Philadelphia's own Yards Love Stout (English stout/Oyster stout, 5% ABV) was the 8th beer of the night. This is a new favorite of mine. I bought a case of it for a party after many people telling me how great it was - they were all right. Apparently, Yards used to brew a special batch of Love Stout with actual oysters in it on Valentine's Day (as per the original recipe). We'll see if that tradition is kept up post split up of the company.
Don mixed in a good deal of history during the course of the night. He told us that home brewing was outlawed during Prohibition and reinstated only during the Carter administration. It was then that the craft brewing in America took off. Sam Adams (est. 1984) is the largest of the craft breweries and their selection of 26 beers yields a deep bench. Apparently Yuengling is right around the same size, but very much lacking in the imagination the team at Sam Adams has.

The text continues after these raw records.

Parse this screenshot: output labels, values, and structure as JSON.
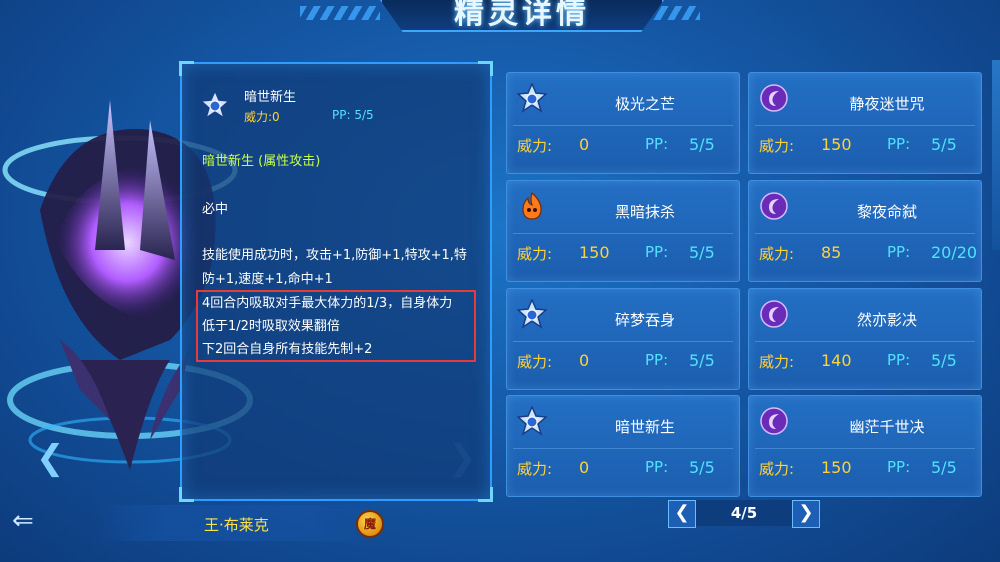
{
  "header": {
    "title": "精灵详情"
  },
  "info": {
    "skill_name": "暗世新生",
    "power_label": "威力:",
    "power_value": "0",
    "pp_label": "PP:",
    "pp_value": "5/5",
    "type_line": "暗世新生 (属性攻击)",
    "hit": "必中",
    "effect_1": "技能使用成功时，攻击+1,防御+1,特攻+1,特防+1,速度+1,命中+1",
    "effect_2_line1": "4回合内吸取对手最大体力的1/3，自身体力",
    "effect_2_line2": "低于1/2时吸取效果翻倍",
    "effect_2_line3": "下2回合自身所有技能先制+2"
  },
  "pet": {
    "name": "王·布莱克",
    "badge": "魔"
  },
  "skills": [
    {
      "name": "极光之芒",
      "power_label": "威力:",
      "power": "0",
      "pp_label": "PP:",
      "pp": "5/5",
      "icon": "star-icon"
    },
    {
      "name": "静夜迷世咒",
      "power_label": "威力:",
      "power": "150",
      "pp_label": "PP:",
      "pp": "5/5",
      "icon": "shadow-icon"
    },
    {
      "name": "黑暗抹杀",
      "power_label": "威力:",
      "power": "150",
      "pp_label": "PP:",
      "pp": "5/5",
      "icon": "fire-icon"
    },
    {
      "name": "黎夜命弑",
      "power_label": "威力:",
      "power": "85",
      "pp_label": "PP:",
      "pp": "20/20",
      "icon": "shadow-icon"
    },
    {
      "name": "碎梦吞身",
      "power_label": "威力:",
      "power": "0",
      "pp_label": "PP:",
      "pp": "5/5",
      "icon": "star-icon"
    },
    {
      "name": "然亦影决",
      "power_label": "威力:",
      "power": "140",
      "pp_label": "PP:",
      "pp": "5/5",
      "icon": "shadow-icon"
    },
    {
      "name": "暗世新生",
      "power_label": "威力:",
      "power": "0",
      "pp_label": "PP:",
      "pp": "5/5",
      "icon": "star-icon"
    },
    {
      "name": "幽茫千世决",
      "power_label": "威力:",
      "power": "150",
      "pp_label": "PP:",
      "pp": "5/5",
      "icon": "shadow-icon"
    }
  ],
  "pager": {
    "text": "4/5",
    "prev": "❮",
    "next": "❯"
  },
  "colors": {
    "accent": "#3ea6ff",
    "power": "#ffd23a",
    "pp": "#4fe3ff",
    "type": "#c8ff4a",
    "highlight_box": "#e43b3b"
  }
}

The big 10 ended up being my favorite beer of the night and the first beer by Victory I actually liked: Baltic Thunder (Baltic porter, 8.5% ABV). It had a good deal of chocolate and fruit to it and apparently made with lager yeast, but brewed in the ale method. This 22oz. bottle was from the first bottling of the run and apparently took the blending of 3 different brews to make this one. Don noted that the final incarnation of the beer would taste very different from this one and he hoped that it would stay as close to true to this bottling as possible.
The final beer of the night was another offering from Dogfish Head: Aprihop (Fruit beer, 7% ABV). Like the name implies, it's a hoppy beer with a heavy apricot flavoring. It seemed to be above average in carbonation. The incredible apricot flavoring takes some getting used to, but it mellows out after a few sips.
I chimed in with a question as to why the breweries disappeared from Philly. I knew that Philadelphia was the brewing capital of America for sometime, but didn't understand how/why all the breweries went away. Don said that there were once about 85 breweries in town. But it was Prohibition that did them in. After Prohibition, production moved to large-scale output factories. Philadelphia's breweries simply couldn't match the output of cities like Milwaukee and St. Louis.
After everything was over, I said hello to Don and bought a copy of his book which he graciously signed for me. He also kindly sat down for a shot with all the beers sampled during the class (minus the Scarlet Lady and Love Stout which were totally cleared from the room at that point). Thank you Don.
If you're into beer or want to get more into beer, I highly recommend this class. The April 22 class seems to still have room!